(Website and app data records)
------------------------------------------------
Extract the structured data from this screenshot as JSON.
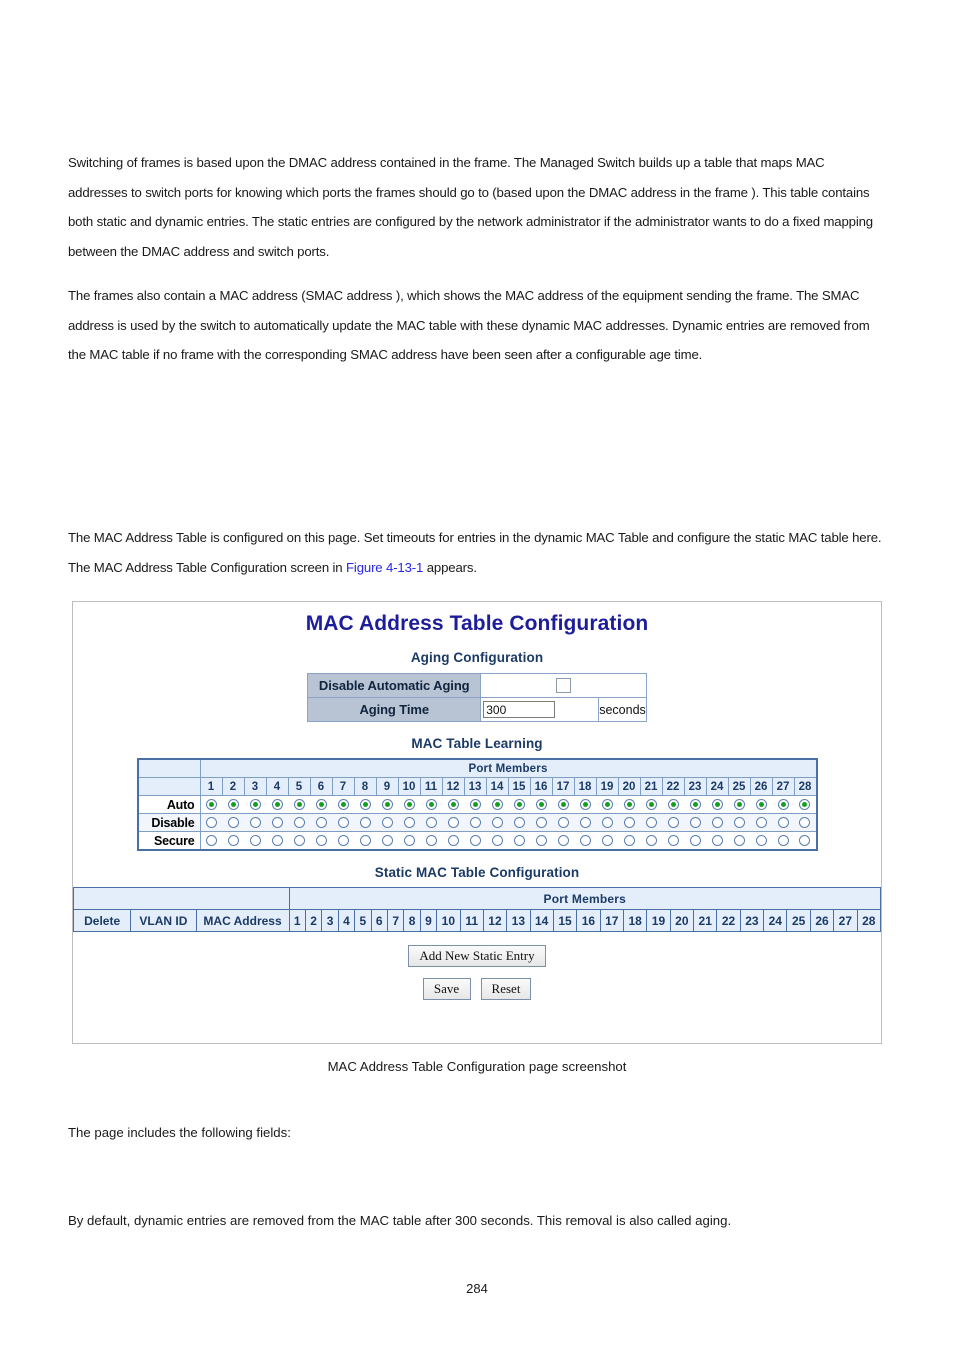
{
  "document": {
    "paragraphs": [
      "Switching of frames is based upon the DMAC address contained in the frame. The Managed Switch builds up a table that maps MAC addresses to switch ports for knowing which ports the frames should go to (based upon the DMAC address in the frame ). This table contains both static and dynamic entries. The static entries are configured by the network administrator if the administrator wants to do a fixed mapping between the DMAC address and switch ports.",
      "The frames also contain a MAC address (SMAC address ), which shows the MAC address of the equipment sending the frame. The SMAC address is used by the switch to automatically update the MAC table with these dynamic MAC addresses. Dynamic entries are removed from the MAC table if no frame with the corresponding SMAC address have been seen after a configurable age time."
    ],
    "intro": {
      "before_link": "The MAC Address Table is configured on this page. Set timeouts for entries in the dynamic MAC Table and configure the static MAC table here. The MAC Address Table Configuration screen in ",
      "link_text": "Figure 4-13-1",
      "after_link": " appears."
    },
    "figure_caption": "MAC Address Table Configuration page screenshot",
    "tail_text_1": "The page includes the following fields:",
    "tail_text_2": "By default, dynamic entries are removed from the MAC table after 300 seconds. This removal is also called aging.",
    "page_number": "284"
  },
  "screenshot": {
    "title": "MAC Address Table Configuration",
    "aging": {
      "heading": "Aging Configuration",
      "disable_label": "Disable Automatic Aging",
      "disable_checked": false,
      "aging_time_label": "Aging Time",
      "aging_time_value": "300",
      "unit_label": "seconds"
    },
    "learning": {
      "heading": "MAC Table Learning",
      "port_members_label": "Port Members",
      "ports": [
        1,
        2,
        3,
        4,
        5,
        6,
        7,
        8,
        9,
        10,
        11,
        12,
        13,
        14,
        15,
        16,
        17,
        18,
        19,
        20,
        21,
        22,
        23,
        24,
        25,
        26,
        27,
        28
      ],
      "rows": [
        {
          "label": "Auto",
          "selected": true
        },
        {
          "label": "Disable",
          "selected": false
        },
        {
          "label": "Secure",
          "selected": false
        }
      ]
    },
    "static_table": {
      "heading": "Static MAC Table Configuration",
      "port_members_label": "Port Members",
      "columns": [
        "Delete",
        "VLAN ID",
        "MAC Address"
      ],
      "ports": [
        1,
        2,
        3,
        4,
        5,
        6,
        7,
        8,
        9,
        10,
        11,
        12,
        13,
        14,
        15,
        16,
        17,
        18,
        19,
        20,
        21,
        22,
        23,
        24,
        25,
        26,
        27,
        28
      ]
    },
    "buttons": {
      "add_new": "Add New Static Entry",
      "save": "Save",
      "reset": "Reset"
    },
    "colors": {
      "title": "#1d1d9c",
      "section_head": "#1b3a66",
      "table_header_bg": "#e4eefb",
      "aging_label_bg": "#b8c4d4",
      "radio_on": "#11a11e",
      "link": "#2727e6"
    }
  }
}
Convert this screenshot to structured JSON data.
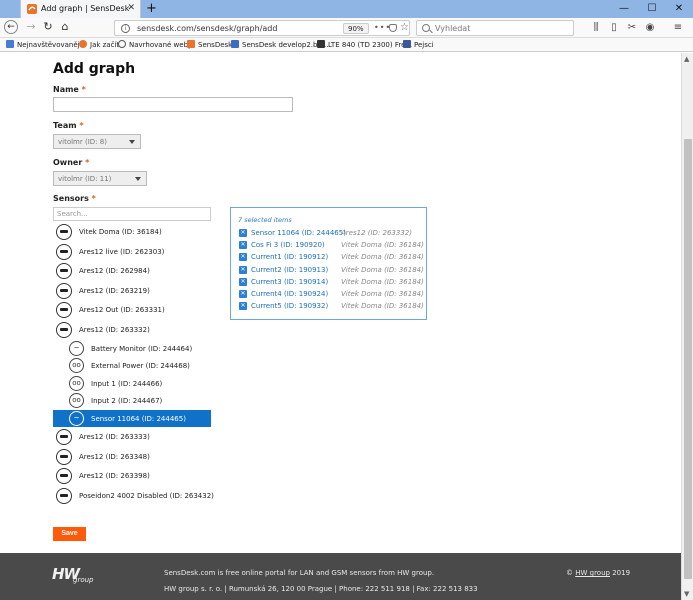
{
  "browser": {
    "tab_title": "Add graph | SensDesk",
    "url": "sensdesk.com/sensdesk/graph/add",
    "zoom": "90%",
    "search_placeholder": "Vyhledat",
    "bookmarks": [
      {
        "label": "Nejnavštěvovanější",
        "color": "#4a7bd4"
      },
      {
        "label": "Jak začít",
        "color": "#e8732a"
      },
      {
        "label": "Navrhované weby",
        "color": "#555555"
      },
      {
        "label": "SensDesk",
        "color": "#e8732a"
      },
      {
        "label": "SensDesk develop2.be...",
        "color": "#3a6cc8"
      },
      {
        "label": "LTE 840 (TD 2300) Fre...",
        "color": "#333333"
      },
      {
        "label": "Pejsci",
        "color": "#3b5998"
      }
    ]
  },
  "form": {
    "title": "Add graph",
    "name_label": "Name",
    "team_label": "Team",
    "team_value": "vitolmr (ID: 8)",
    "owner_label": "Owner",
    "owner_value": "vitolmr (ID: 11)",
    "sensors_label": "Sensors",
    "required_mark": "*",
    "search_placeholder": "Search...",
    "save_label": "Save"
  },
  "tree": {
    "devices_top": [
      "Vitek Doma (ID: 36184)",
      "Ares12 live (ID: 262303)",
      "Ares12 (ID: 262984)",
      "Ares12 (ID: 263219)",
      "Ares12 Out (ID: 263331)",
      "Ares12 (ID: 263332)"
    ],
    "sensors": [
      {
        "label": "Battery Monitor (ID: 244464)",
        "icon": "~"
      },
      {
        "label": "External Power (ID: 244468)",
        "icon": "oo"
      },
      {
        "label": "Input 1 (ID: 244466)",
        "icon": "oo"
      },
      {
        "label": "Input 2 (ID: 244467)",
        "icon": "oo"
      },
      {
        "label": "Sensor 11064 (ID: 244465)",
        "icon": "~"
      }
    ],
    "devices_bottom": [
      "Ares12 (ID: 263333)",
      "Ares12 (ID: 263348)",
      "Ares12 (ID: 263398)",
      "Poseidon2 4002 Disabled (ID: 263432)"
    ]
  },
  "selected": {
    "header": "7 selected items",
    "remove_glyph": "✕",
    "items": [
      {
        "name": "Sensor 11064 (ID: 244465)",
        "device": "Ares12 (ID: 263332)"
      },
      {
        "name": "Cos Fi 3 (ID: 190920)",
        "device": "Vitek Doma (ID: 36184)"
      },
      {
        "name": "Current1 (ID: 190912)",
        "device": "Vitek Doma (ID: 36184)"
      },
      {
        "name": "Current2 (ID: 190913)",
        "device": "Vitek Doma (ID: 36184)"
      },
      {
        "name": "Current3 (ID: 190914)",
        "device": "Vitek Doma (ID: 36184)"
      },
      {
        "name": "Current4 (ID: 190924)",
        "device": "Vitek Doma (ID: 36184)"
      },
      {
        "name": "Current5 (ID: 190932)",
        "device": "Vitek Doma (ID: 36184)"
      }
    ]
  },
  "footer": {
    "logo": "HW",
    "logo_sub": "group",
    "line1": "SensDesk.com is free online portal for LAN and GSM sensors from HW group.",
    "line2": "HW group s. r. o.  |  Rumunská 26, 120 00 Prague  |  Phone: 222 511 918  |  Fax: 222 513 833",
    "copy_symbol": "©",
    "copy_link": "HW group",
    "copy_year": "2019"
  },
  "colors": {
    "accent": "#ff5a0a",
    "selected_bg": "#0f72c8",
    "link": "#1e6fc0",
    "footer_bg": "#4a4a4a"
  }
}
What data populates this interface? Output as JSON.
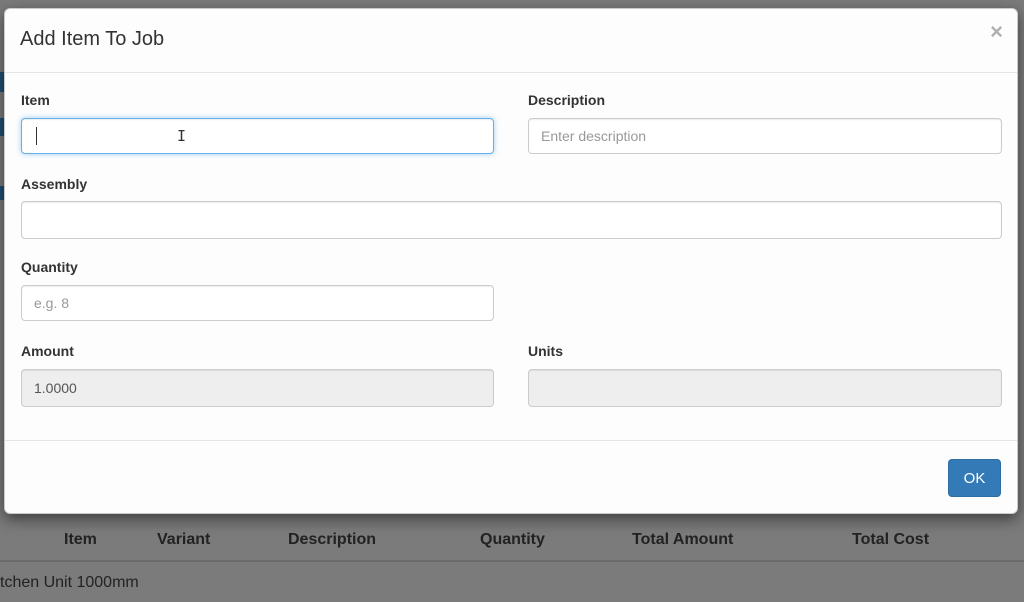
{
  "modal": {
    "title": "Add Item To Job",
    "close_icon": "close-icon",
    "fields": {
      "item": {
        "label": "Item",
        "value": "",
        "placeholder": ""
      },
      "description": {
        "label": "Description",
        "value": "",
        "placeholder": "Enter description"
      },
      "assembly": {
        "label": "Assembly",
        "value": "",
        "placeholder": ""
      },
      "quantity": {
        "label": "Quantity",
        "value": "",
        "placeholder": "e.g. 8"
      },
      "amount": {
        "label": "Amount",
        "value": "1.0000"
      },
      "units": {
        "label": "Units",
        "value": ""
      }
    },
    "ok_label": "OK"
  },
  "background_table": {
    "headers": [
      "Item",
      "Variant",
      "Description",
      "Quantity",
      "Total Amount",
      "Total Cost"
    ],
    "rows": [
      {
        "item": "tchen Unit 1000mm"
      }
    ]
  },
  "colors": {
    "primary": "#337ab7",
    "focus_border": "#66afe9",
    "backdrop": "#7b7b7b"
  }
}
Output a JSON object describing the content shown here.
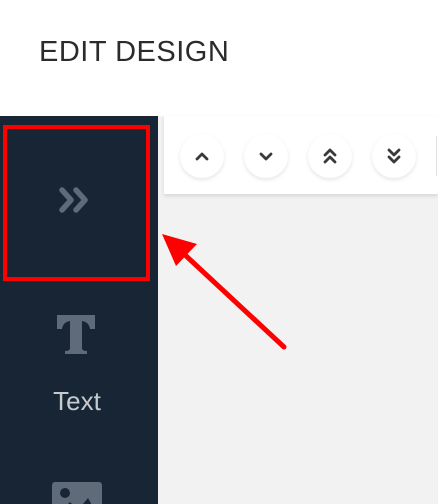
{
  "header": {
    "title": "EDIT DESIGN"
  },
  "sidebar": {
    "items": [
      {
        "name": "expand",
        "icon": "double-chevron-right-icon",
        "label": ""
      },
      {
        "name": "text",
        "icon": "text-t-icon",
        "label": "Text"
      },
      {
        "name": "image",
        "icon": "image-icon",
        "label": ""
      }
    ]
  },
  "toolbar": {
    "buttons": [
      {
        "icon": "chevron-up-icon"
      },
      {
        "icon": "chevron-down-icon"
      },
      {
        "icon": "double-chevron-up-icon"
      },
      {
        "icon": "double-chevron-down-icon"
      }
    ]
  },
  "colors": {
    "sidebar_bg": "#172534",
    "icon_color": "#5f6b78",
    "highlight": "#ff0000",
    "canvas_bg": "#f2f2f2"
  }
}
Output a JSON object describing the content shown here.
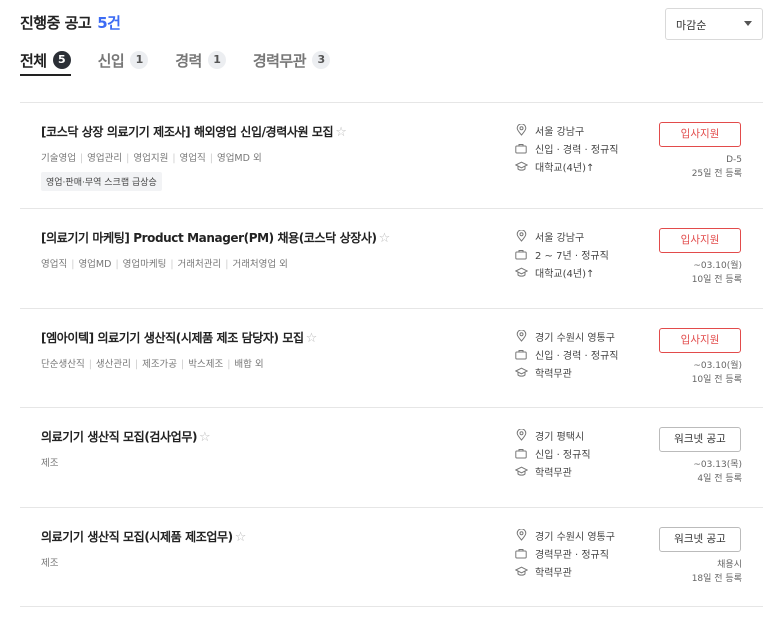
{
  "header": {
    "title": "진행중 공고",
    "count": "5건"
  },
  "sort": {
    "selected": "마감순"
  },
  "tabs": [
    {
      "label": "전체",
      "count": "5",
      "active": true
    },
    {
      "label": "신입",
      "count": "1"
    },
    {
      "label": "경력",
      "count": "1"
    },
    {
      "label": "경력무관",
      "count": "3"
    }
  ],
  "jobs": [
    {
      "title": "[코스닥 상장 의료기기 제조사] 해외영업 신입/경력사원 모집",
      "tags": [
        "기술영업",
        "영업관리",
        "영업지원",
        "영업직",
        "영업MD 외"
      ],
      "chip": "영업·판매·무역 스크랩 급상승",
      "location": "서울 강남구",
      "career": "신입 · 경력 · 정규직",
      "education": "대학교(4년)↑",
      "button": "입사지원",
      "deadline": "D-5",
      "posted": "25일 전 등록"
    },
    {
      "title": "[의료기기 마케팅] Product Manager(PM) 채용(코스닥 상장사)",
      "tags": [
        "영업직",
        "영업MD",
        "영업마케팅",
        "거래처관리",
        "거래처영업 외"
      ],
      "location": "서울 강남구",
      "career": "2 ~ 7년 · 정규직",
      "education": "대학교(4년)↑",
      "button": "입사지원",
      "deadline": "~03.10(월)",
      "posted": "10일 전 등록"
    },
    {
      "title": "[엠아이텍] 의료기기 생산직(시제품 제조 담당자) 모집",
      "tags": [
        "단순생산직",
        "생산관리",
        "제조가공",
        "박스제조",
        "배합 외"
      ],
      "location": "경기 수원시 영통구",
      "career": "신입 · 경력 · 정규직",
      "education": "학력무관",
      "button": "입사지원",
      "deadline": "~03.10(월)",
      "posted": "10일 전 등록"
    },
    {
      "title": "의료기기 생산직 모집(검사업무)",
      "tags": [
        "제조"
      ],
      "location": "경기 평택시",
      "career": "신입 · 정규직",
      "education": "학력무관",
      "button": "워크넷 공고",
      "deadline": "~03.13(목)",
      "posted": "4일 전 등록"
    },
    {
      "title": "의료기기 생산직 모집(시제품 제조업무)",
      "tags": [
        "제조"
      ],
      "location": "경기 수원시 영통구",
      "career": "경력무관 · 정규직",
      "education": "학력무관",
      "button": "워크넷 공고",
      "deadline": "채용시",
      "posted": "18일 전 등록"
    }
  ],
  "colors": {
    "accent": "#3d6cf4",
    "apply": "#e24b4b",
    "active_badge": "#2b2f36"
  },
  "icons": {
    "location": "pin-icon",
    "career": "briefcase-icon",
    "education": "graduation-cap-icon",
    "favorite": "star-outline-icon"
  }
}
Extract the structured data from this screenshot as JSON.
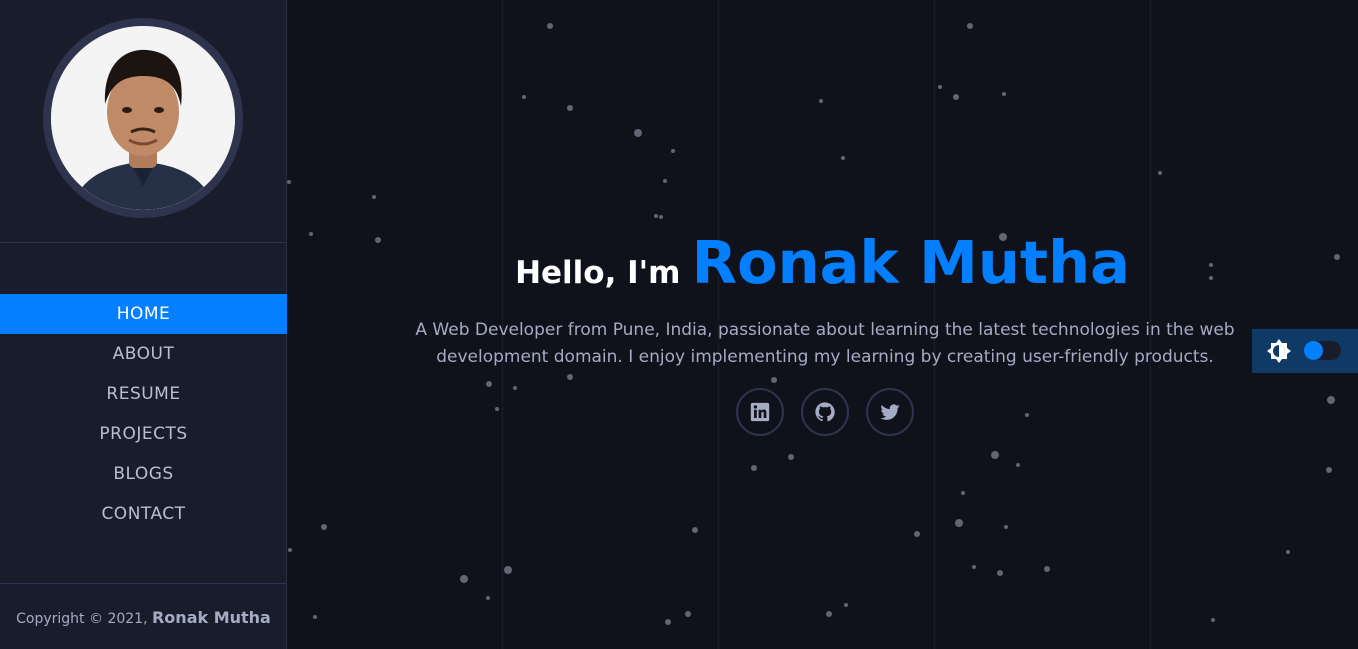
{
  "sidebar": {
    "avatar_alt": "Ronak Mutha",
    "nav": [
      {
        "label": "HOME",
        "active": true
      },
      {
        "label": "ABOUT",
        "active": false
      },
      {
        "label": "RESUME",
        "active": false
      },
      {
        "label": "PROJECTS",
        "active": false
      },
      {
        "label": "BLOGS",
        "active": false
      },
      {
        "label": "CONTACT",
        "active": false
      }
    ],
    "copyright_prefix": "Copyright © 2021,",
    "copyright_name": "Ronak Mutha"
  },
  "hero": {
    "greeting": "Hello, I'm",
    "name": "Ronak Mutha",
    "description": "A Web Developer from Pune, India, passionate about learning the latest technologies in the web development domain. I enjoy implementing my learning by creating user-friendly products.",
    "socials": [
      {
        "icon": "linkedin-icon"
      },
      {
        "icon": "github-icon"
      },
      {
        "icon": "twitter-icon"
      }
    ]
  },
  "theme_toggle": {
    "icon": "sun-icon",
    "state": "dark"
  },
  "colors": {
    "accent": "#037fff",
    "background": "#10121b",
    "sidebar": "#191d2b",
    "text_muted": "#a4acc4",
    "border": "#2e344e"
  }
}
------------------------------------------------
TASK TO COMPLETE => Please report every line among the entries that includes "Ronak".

RESULT OF THE EXERCISE =>
    "avatar_alt": "Ronak Mutha",
    "copyright_name": "Ronak Mutha"
    "name": "Ronak Mutha",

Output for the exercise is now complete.